It’s finally here! You can now get a range of London transport directions through Google Maps. This simple function will help millions of commuters get from A to B with an accurate list of instructions. The public transport directions will display information for all Underground, bus, tram and Docklands Light Railway (DLR) lines.
London is not always best known for its easy transport system, but this new function will help the public access quick up-to-date directions. For example, let’s say you are in Piccadilly Circus and you want to visit Shakespeare’s Globe Theatre. A simple direction search will display all the transport connections available.
Duplicate content can be an anger-inducingly emotive subject for some. If you have been a victim of plagiarism, you might well understand just how frustrating it is to have your original content appear beneath a duplicate in the search results. Whilst search engines can rely on various indicators, including when a page is first indexed and the relevant authority (inbound links etc.), mistakes still happen.
Equally, as an author on a specialist subject, you want to be able to build up relevance within your sector. Signals are already in place, linking names with specific posts across the Internet; however, it now appears that Google is going even further.
I recently wrote about how important it is for businesses to gain reviews to help improve Google Places rankings, but what happens if you receive bad reviews or negative feedback?
Well responding to bad reviews is possible if you have a verified Google Places profile.
Negative feedback is very different to positive reviews you may have received. First off it is very easy to take them to heart, after all this is your business that someone is criticising. So try not to let your emotions take over. It is important to remain professional and treat the review just like you would a positive one.
Google has advised businesses on the importance of making their listings easily available on its search and map functions.
The launch of new video hosting websites could have many advantages for firms when it comes to online marketing, it has been claimed.
This week Google have released two new initiatives. The first is ‘Google Internet Stats’ a service for trawling through the statistical data made available by some of the most preeminent sources. The second is Fast Flip, a news service that offers the latest recommended stories in a speedy online magazine style.

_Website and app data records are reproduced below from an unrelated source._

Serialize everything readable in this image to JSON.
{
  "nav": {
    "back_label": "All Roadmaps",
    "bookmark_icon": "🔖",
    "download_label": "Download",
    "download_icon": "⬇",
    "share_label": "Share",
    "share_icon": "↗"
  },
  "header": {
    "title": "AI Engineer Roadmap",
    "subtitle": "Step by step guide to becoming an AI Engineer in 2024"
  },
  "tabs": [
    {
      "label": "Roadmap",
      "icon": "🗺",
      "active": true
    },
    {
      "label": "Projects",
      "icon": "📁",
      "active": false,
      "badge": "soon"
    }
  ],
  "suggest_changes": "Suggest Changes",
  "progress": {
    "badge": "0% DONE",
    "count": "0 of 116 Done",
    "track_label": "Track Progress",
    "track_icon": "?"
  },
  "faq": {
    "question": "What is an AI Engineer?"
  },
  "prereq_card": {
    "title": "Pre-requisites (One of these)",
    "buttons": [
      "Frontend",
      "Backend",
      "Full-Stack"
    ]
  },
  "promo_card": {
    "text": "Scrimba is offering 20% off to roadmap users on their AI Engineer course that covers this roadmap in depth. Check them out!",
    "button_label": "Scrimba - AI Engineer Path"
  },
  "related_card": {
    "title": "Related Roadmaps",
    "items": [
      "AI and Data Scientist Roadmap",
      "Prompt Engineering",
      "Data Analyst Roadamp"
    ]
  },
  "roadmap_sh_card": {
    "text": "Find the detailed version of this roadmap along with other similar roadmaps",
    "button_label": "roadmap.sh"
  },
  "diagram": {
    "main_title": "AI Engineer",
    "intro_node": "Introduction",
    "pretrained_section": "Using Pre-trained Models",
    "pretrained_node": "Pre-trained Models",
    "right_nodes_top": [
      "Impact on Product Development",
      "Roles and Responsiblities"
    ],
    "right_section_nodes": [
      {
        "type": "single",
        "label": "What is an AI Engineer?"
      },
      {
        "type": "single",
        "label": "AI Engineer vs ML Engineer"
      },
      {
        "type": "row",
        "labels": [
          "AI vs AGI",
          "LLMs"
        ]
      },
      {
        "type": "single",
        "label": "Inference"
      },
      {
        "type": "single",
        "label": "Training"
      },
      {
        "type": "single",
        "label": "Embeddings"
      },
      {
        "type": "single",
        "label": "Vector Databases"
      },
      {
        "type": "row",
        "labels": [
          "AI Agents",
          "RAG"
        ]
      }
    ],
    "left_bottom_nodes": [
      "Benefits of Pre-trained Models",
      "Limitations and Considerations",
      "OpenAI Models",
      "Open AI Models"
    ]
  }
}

Whilst both have obvious advantages in theory, does the reality live up to the hypothetical possibility?